Exercise details - Taking the data below line by line, count those that include the word "Vendor" and report the number alone.

Entries from a dataset of interfaces -
***
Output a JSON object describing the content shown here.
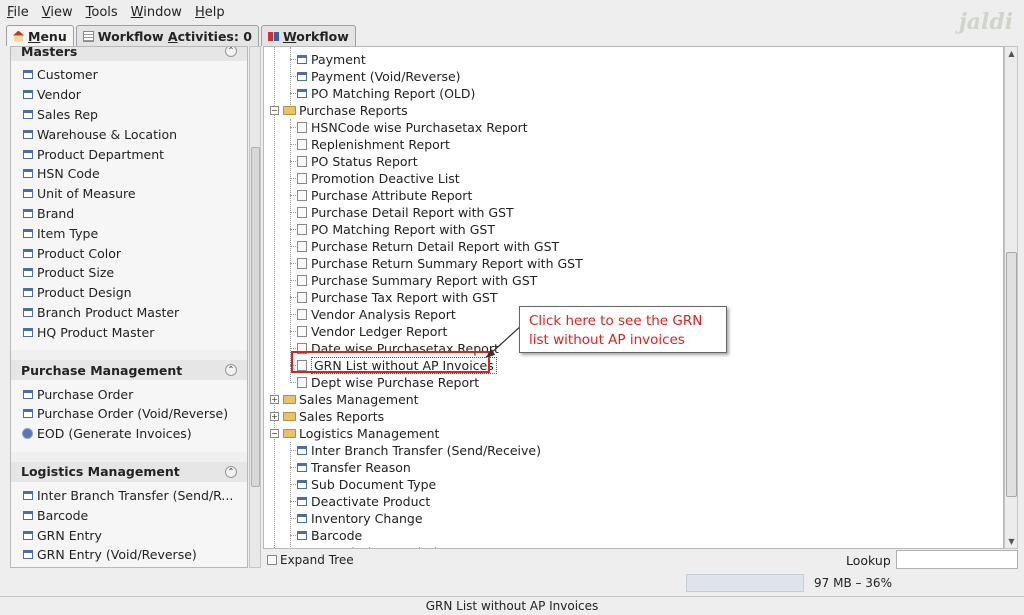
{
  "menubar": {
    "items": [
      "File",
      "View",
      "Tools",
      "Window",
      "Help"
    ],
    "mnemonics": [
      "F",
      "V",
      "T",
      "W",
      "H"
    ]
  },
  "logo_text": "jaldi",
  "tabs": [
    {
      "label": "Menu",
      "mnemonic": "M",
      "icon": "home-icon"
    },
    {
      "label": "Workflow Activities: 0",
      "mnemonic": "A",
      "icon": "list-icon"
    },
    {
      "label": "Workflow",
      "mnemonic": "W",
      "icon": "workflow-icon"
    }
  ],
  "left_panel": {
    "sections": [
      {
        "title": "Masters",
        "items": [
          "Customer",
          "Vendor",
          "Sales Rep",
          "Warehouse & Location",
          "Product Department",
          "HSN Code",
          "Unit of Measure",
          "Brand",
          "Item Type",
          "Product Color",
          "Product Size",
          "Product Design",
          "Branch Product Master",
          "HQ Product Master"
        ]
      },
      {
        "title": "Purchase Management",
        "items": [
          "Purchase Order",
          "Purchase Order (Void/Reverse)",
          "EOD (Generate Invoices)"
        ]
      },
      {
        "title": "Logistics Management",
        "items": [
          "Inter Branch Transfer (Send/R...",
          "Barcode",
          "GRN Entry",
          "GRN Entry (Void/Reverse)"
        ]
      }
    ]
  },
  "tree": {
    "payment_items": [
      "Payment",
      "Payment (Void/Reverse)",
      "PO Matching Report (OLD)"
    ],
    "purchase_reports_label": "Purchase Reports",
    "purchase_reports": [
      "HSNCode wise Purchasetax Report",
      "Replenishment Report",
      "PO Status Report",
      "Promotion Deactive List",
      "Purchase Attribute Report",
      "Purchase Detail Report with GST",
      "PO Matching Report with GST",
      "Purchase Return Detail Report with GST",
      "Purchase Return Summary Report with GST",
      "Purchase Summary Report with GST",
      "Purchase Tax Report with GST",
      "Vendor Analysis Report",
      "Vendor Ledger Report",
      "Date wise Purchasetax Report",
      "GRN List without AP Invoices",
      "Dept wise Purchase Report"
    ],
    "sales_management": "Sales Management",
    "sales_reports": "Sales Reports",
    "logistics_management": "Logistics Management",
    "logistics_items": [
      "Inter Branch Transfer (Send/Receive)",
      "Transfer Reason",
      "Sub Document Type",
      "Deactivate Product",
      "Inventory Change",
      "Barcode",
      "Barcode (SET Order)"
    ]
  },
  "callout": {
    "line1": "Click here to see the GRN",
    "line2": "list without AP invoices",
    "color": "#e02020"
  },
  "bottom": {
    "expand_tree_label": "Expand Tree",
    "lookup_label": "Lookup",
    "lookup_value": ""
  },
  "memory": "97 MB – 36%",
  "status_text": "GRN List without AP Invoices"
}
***
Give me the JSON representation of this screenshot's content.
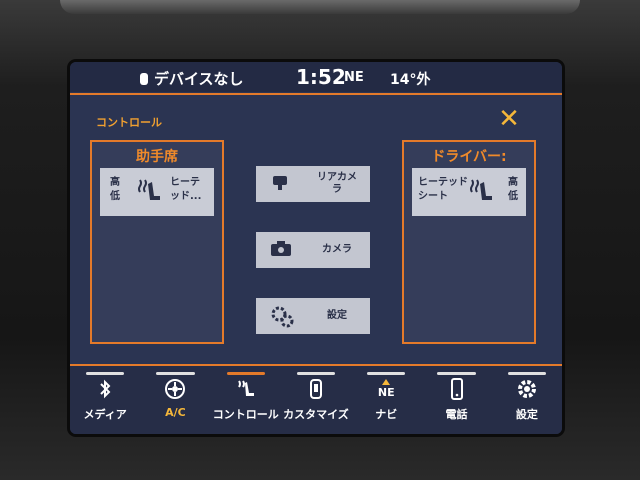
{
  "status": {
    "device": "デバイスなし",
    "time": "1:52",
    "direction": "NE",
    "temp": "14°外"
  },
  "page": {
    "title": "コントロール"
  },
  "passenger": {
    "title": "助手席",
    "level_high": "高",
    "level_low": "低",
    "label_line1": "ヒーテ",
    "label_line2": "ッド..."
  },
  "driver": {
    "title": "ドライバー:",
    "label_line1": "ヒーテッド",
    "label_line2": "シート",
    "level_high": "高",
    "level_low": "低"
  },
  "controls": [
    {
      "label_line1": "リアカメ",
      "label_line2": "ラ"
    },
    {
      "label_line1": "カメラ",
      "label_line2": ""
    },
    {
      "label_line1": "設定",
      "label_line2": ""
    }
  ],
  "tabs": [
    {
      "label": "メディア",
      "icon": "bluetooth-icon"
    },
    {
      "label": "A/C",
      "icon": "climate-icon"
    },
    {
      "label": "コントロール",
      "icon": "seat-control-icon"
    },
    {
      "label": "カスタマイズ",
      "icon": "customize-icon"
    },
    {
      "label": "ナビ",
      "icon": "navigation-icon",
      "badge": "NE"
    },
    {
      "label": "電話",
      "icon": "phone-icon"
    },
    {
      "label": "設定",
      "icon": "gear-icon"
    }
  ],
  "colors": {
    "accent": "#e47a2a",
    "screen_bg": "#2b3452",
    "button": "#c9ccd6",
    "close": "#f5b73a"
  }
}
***
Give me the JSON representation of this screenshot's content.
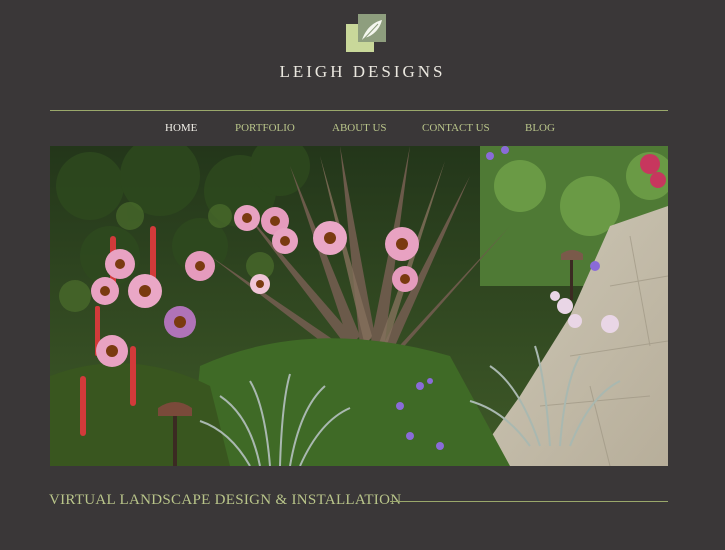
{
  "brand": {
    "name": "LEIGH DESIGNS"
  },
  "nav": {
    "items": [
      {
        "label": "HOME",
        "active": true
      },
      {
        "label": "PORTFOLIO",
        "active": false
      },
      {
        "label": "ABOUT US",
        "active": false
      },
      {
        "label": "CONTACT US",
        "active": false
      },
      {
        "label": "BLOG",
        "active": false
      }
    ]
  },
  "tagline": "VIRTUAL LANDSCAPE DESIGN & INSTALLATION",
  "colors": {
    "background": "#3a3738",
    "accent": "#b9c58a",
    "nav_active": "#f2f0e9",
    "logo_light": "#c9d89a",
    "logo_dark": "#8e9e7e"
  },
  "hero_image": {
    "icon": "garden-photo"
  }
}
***
Task answer - 3